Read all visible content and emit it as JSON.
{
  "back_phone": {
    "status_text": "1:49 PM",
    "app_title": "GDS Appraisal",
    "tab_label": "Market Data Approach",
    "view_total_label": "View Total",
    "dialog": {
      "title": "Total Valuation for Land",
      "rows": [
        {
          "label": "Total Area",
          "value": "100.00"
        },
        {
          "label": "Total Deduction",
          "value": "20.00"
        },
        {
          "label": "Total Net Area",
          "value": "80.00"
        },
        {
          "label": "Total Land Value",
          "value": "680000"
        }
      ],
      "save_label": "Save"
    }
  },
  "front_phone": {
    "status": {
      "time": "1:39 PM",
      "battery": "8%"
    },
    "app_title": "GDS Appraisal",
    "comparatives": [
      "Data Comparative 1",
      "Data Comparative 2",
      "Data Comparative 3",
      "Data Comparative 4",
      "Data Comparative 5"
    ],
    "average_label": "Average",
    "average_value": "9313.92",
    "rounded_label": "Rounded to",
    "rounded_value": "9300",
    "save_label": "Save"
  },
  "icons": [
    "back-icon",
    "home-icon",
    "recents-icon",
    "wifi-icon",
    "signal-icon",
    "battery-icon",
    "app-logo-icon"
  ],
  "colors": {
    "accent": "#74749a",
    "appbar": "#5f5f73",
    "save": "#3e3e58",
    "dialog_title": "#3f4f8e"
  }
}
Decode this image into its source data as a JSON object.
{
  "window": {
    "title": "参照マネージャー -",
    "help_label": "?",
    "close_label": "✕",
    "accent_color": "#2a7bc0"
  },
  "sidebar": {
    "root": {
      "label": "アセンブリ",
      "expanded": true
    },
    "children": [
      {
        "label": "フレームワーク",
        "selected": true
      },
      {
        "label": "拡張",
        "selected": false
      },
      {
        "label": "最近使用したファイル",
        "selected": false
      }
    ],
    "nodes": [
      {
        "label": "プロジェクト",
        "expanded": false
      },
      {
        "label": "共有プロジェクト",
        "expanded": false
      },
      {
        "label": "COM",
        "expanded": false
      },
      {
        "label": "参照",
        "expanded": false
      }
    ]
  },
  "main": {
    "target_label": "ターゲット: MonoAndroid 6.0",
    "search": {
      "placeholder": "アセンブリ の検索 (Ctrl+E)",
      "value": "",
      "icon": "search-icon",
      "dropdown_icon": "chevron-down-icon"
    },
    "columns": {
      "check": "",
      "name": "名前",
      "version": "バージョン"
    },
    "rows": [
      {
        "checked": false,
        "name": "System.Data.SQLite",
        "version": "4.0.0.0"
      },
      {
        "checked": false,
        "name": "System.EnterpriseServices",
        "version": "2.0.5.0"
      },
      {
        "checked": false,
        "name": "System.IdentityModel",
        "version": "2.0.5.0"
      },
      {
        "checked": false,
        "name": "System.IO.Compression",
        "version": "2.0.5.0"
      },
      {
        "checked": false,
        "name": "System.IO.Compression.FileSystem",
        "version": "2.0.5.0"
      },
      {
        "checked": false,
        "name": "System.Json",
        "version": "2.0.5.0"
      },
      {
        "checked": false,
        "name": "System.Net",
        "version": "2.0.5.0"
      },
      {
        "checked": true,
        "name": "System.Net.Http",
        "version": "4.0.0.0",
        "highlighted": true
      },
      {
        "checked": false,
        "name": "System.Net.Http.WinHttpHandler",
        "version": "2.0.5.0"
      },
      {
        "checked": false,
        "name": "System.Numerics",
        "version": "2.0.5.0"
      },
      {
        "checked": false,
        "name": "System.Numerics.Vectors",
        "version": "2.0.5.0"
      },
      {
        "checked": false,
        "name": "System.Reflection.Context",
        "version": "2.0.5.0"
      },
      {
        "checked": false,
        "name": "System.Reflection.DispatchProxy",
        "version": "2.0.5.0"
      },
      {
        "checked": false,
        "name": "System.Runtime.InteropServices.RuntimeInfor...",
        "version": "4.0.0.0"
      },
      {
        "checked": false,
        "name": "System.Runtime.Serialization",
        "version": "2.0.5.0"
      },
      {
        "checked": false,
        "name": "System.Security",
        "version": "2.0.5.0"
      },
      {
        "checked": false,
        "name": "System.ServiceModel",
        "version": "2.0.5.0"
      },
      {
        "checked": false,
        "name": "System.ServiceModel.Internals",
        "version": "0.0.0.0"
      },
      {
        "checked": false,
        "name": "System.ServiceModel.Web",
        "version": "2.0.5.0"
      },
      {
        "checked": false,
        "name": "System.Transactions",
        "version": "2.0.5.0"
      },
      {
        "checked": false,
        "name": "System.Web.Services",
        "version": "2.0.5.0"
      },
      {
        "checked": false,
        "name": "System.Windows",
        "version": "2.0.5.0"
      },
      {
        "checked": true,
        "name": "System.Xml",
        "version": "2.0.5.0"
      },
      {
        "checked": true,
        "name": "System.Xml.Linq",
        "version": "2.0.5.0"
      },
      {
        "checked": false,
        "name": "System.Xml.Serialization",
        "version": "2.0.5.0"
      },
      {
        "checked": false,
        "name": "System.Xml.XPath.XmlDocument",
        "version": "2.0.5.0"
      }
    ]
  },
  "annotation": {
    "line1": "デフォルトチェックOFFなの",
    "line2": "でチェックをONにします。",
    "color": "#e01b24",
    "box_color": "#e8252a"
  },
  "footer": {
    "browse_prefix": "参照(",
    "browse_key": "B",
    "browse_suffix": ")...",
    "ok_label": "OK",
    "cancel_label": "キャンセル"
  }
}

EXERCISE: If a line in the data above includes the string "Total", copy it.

WRITTEN SOLUTION:
    "view_total_label": "View Total",
      "title": "Total Valuation for Land",
          "label": "Total Area",
          "label": "Total Deduction",
          "label": "Total Net Area",
          "label": "Total Land Value",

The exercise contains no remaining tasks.